The company, he says, “looks at a lot of opportunities” and rejects most because they don’t match its criteria. Its stake in Euskaltel is currently its sole investment, which leads O’Hare to mull on an apparent discrepancy in value between the value of that stake and Zegona’s own market capitalisation.
Zegona’s shares currently trade at a substantial discount to the value of its stake in Euskaltel, something O’Hare attributes to lack of awareness about the company’s specific circumstances. One hundred per cent of Zegona’s earnings are denominated in euros, meaning that it benefits from the decline of sterling’s value. Euskaltel pays a healthy dividend that goes straight back to Zegona’s own shareholders.
O’Hare also points out that Zegona could in theory transfer its stake in the Spanish operator in specie to its own shareholders, some of which are already direct shareholders in Euskaltel.
“We are not exposed to Brexit and we pay a good dividend.
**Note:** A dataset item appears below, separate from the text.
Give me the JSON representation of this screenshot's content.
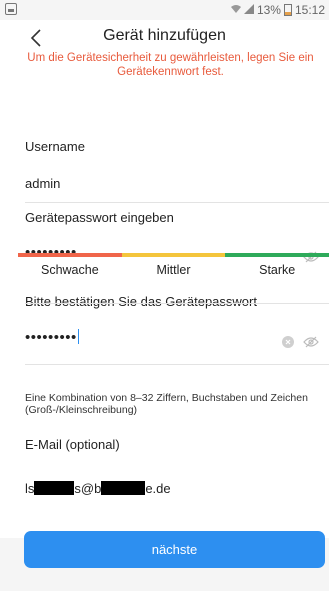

We are a bit under the radar and we think this is a capital markets anomaly that we are determined to fix,” he says.
O’Hare says that Zegona is focused on staying on as an investor in Spain for a number of years but adds that the company will continue to look at other investment opportunities. He identifies a number of ‘themes’ that are attractive, including mid-sized cable operators like its existing asset. He says that small incumbent telcos “of which there are many” are also interesting, as are mobile-only operators “but only in certain circumstances”.
O’Hare believes that the telco space – and specifically the small-to-mid-sized players that Zegona is interested in – is ripe with investment opportunities because alternative sources of finance have largely vacated the market.
The customer service equation is vastly more important than whether you have fibre that goes from A to B and then coax. A lot of telcos get carried away with engineering
First, big tier-one telecom operators have changed their strategy over the last few years from “planting flags around the world” to focusing on their core domestic and adjacent geographical markets. This focus to some extent follows the changing nature of their customers’ needs, with a move towards convergent fixed and mobile packages, meaning that operators need a deeper presence in national markets to cater to this requirement.
The renewed focus on a deeper presence in a locality means there is a gap in the market for investors in those non-strategic assets that the bigger players no longer consider to be core to their business.
Second, other investors are also no longer in the market for telecom assets to the same extent as a few years ago. Private equity outfits, says O’Hare, are now more interested in technology assets: “Telecoms isn’t doing it for them any more.”
Third, entrepreneurial investors such as Altice founder Patrick Drahi, Iliad Telecom owner Xavier Niel or Liberty Global’s John Malone face significant challenges with their existing assets and no longer appear to be in the market for further acquisitions.
The wider background is that the European telecom market remains fundamentally fragmented.
O’Hare estimates that there are about 180 significant operators across Europe, compared with a tenth of that number in the US. He believes there is a need for scale and a crying need for consolidation, driven by convergence, with fixed-line players acquiring mobile assets and vice versa.
The CEO believes this consolidation will happen, although with the caveat that the overall number of players is unlikely to dip below 100. “Scale matters for infrastructure and content,” he says.
When it comes to that ‘buy-fix-sell’ strategy, what also matters, in O’Hare’s view, is delivering great service and a proposition that customers will value.
For all the much-touted value of cable’s network architecture, whether an operator has fibre, coax, copper or a combination of all three is largely irrelevant, he says.
“The customer service equation is vastly more important than whether you have fibre that goes from A to B and then coax. A lot of telcos get carried away with engineering,” he says. “The marketing message and the way you treat your customers trumps infrastructure.”